▸ What you will do:
For each line of the data below that contains "SIMULATION", return that line.

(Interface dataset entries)
*****

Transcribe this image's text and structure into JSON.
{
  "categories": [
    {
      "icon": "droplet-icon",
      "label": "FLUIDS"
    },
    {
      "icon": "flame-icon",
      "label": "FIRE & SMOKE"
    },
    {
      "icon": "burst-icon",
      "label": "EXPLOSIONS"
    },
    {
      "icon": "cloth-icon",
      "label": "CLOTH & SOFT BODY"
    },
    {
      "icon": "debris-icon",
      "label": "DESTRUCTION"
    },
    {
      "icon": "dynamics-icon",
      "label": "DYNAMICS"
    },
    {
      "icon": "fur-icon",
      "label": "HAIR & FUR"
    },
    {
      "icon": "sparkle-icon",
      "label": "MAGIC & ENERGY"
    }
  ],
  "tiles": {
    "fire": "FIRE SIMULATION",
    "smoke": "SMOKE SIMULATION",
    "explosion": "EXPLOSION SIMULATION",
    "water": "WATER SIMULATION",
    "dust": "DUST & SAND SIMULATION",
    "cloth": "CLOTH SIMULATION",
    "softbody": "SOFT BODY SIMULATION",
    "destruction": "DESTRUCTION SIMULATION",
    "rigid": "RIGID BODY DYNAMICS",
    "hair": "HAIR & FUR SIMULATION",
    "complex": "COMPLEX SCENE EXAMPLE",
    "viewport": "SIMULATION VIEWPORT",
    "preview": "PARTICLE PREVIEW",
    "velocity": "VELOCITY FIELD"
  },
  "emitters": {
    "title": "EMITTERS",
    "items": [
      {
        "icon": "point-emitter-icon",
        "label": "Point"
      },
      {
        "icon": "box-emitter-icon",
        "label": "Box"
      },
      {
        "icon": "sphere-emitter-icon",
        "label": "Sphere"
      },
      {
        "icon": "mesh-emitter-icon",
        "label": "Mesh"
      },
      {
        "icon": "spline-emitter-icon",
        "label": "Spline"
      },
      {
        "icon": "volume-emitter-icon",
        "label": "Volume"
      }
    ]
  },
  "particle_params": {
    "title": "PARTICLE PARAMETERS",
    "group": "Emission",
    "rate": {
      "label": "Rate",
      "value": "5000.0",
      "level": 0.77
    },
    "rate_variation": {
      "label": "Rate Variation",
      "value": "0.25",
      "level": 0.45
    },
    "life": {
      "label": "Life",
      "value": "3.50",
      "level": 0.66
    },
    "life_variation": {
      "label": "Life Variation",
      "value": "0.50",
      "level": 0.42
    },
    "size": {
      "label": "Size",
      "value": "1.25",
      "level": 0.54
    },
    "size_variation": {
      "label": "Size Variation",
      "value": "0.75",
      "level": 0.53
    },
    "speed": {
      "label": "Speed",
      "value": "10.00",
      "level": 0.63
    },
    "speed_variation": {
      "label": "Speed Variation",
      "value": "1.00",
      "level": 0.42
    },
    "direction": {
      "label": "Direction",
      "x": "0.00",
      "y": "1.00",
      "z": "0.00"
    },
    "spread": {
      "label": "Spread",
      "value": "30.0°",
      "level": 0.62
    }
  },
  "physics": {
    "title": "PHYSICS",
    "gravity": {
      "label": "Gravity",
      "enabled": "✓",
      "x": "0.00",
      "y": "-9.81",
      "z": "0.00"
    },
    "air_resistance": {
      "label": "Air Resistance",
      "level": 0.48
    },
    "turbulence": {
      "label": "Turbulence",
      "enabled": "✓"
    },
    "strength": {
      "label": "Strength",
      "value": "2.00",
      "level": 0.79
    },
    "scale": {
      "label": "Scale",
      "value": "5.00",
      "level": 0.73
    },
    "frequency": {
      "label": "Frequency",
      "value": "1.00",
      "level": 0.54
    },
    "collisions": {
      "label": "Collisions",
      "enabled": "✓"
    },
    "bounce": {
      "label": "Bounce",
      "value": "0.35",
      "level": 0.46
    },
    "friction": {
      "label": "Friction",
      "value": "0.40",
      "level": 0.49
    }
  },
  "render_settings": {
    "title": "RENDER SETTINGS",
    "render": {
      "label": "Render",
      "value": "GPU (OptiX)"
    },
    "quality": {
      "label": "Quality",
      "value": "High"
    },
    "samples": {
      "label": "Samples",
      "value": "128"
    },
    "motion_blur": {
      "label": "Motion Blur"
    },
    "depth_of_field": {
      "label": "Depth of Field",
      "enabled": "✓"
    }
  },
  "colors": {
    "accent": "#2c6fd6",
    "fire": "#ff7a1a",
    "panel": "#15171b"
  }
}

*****

▸ Solution to this task:
    "fire": "FIRE SIMULATION",
    "smoke": "SMOKE SIMULATION",
    "explosion": "EXPLOSION SIMULATION",
    "water": "WATER SIMULATION",
    "dust": "DUST & SAND SIMULATION",
    "cloth": "CLOTH SIMULATION",
    "softbody": "SOFT BODY SIMULATION",
    "destruction": "DESTRUCTION SIMULATION",
    "hair": "HAIR & FUR SIMULATION",
    "viewport": "SIMULATION VIEWPORT",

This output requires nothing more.